Dataset excerpts
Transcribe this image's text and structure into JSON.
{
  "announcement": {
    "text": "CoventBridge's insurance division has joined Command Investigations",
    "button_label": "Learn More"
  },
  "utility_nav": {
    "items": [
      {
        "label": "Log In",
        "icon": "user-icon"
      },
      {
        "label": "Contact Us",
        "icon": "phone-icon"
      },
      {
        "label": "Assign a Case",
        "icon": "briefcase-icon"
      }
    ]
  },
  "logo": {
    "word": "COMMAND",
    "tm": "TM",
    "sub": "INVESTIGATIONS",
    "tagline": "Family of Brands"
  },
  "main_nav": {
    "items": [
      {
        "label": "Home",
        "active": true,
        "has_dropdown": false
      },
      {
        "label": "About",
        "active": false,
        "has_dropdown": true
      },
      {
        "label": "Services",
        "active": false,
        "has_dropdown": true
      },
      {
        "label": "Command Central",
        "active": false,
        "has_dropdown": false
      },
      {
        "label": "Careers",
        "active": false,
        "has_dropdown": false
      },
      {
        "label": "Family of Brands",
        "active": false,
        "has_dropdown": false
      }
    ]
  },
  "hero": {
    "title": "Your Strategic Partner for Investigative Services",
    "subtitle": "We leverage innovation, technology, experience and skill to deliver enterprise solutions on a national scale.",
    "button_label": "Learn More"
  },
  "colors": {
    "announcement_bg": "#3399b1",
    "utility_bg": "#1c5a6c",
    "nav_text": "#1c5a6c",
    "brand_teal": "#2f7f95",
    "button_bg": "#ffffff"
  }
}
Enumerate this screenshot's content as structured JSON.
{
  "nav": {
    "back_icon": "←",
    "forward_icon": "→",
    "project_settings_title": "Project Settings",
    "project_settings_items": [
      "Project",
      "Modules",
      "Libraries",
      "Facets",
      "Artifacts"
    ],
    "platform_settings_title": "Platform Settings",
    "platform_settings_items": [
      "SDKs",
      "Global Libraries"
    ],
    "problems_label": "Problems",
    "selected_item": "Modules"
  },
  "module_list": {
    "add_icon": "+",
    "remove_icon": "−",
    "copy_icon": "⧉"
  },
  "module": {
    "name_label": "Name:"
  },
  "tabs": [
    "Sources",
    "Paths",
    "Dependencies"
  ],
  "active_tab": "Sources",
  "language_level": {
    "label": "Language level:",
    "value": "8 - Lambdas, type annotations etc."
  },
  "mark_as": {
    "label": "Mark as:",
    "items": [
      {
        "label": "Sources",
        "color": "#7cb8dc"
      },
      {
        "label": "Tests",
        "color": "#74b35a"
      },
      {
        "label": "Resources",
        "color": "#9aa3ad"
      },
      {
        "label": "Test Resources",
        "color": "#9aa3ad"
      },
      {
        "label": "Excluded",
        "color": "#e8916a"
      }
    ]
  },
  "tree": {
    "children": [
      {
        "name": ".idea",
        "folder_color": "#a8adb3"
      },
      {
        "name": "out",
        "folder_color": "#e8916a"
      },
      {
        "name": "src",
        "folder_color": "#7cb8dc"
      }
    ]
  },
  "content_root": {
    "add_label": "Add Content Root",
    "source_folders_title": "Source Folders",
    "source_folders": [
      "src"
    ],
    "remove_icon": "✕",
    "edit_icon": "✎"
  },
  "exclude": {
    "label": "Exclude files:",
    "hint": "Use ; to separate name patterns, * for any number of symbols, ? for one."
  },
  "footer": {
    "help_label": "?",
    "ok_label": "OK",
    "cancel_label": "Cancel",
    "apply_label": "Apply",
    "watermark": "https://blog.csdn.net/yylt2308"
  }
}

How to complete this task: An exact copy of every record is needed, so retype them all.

Answer box:
Transcribe this image's text and structure into JSON.
{
  "announcement": {
    "text": "CoventBridge's insurance division has joined Command Investigations",
    "button_label": "Learn More"
  },
  "utility_nav": {
    "items": [
      {
        "label": "Log In",
        "icon": "user-icon"
      },
      {
        "label": "Contact Us",
        "icon": "phone-icon"
      },
      {
        "label": "Assign a Case",
        "icon": "briefcase-icon"
      }
    ]
  },
  "logo": {
    "word": "COMMAND",
    "tm": "TM",
    "sub": "INVESTIGATIONS",
    "tagline": "Family of Brands"
  },
  "main_nav": {
    "items": [
      {
        "label": "Home",
        "active": true,
        "has_dropdown": false
      },
      {
        "label": "About",
        "active": false,
        "has_dropdown": true
      },
      {
        "label": "Services",
        "active": false,
        "has_dropdown": true
      },
      {
        "label": "Command Central",
        "active": false,
        "has_dropdown": false
      },
      {
        "label": "Careers",
        "active": false,
        "has_dropdown": false
      },
      {
        "label": "Family of Brands",
        "active": false,
        "has_dropdown": false
      }
    ]
  },
  "hero": {
    "title": "Your Strategic Partner for Investigative Services",
    "subtitle": "We leverage innovation, technology, experience and skill to deliver enterprise solutions on a national scale.",
    "button_label": "Learn More"
  },
  "colors": {
    "announcement_bg": "#3399b1",
    "utility_bg": "#1c5a6c",
    "nav_text": "#1c5a6c",
    "brand_teal": "#2f7f95",
    "button_bg": "#ffffff"
  }
}
Enumerate this screenshot's content as structured JSON.
{
  "nav": {
    "back_icon": "←",
    "forward_icon": "→",
    "project_settings_title": "Project Settings",
    "project_settings_items": [
      "Project",
      "Modules",
      "Libraries",
      "Facets",
      "Artifacts"
    ],
    "platform_settings_title": "Platform Settings",
    "platform_settings_items": [
      "SDKs",
      "Global Libraries"
    ],
    "problems_label": "Problems",
    "selected_item": "Modules"
  },
  "module_list": {
    "add_icon": "+",
    "remove_icon": "−",
    "copy_icon": "⧉"
  },
  "module": {
    "name_label": "Name:"
  },
  "tabs": [
    "Sources",
    "Paths",
    "Dependencies"
  ],
  "active_tab": "Sources",
  "language_level": {
    "label": "Language level:",
    "value": "8 - Lambdas, type annotations etc."
  },
  "mark_as": {
    "label": "Mark as:",
    "items": [
      {
        "label": "Sources",
        "color": "#7cb8dc"
      },
      {
        "label": "Tests",
        "color": "#74b35a"
      },
      {
        "label": "Resources",
        "color": "#9aa3ad"
      },
      {
        "label": "Test Resources",
        "color": "#9aa3ad"
      },
      {
        "label": "Excluded",
        "color": "#e8916a"
      }
    ]
  },
  "tree": {
    "children": [
      {
        "name": ".idea",
        "folder_color": "#a8adb3"
      },
      {
        "name": "out",
        "folder_color": "#e8916a"
      },
      {
        "name": "src",
        "folder_color": "#7cb8dc"
      }
    ]
  },
  "content_root": {
    "add_label": "Add Content Root",
    "source_folders_title": "Source Folders",
    "source_folders": [
      "src"
    ],
    "remove_icon": "✕",
    "edit_icon": "✎"
  },
  "exclude": {
    "label": "Exclude files:",
    "hint": "Use ; to separate name patterns, * for any number of symbols, ? for one."
  },
  "footer": {
    "help_label": "?",
    "ok_label": "OK",
    "cancel_label": "Cancel",
    "apply_label": "Apply",
    "watermark": "https://blog.csdn.net/yylt2308"
  }
}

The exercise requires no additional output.